■ **Action item**
Check each line of the entries below for the word "Cotação", and copy out the ones that have it.

-------- Data extract

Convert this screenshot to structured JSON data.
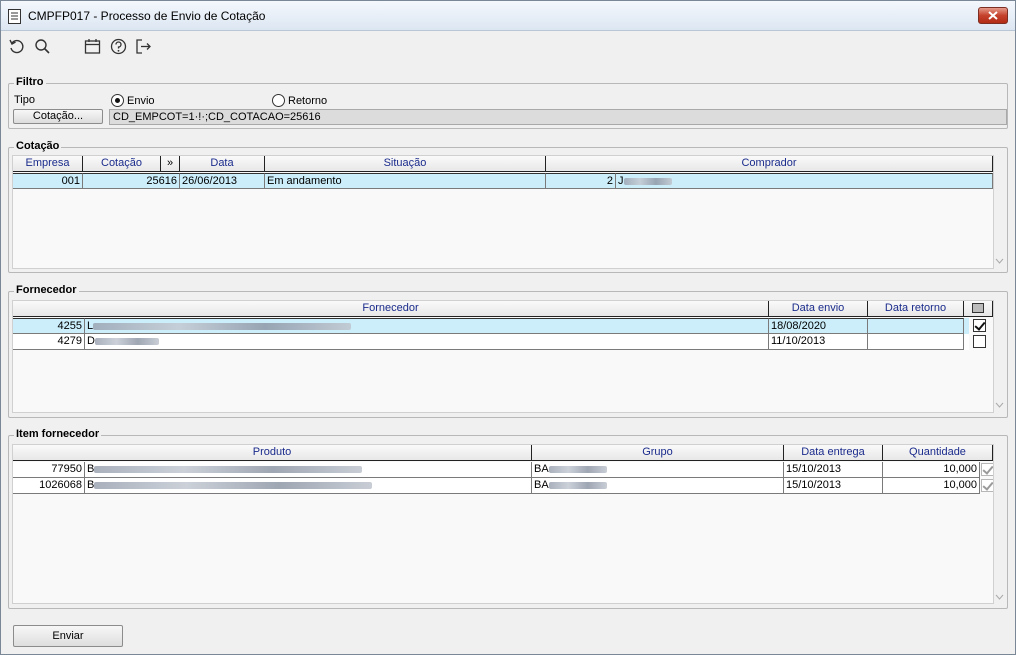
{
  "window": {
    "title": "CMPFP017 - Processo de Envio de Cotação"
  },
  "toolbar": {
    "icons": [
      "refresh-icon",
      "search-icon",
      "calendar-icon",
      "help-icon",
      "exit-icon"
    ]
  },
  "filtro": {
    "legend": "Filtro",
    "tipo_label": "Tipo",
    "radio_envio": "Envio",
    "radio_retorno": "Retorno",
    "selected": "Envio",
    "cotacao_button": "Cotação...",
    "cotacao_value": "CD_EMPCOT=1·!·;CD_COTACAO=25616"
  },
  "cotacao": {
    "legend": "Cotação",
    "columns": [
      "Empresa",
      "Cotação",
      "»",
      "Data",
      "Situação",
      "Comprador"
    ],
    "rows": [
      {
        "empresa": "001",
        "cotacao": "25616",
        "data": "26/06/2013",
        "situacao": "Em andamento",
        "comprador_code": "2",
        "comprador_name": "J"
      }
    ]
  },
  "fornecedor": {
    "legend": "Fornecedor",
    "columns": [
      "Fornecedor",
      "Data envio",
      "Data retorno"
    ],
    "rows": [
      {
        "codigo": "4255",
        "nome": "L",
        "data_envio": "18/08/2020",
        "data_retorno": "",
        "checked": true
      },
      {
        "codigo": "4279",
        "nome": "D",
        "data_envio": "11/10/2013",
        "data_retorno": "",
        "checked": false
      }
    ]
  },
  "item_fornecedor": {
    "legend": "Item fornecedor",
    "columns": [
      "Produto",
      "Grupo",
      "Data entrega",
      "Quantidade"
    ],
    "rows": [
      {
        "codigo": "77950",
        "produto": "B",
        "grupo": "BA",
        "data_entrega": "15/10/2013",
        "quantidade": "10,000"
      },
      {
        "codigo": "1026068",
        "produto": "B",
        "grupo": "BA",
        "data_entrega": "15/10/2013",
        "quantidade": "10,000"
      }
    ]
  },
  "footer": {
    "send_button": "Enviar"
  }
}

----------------
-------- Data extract

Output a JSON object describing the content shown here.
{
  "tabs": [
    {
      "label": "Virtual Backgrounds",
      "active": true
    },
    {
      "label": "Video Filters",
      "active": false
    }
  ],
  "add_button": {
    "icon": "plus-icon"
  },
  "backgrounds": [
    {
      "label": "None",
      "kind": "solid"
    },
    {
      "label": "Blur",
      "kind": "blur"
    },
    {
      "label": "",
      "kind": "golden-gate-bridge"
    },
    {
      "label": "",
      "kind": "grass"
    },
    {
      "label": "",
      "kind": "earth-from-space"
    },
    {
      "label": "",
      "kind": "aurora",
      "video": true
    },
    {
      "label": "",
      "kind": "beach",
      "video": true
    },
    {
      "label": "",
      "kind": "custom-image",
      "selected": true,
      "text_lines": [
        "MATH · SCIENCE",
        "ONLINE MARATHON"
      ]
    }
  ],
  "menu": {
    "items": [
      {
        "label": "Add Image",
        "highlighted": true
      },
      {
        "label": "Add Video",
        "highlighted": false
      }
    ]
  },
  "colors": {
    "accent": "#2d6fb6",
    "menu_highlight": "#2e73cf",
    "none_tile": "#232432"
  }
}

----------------

■ **Output of the exercise**
    "title": "CMPFP017 - Processo de Envio de Cotação"
    "cotacao_button": "Cotação...",
    "legend": "Cotação",
      "Cotação",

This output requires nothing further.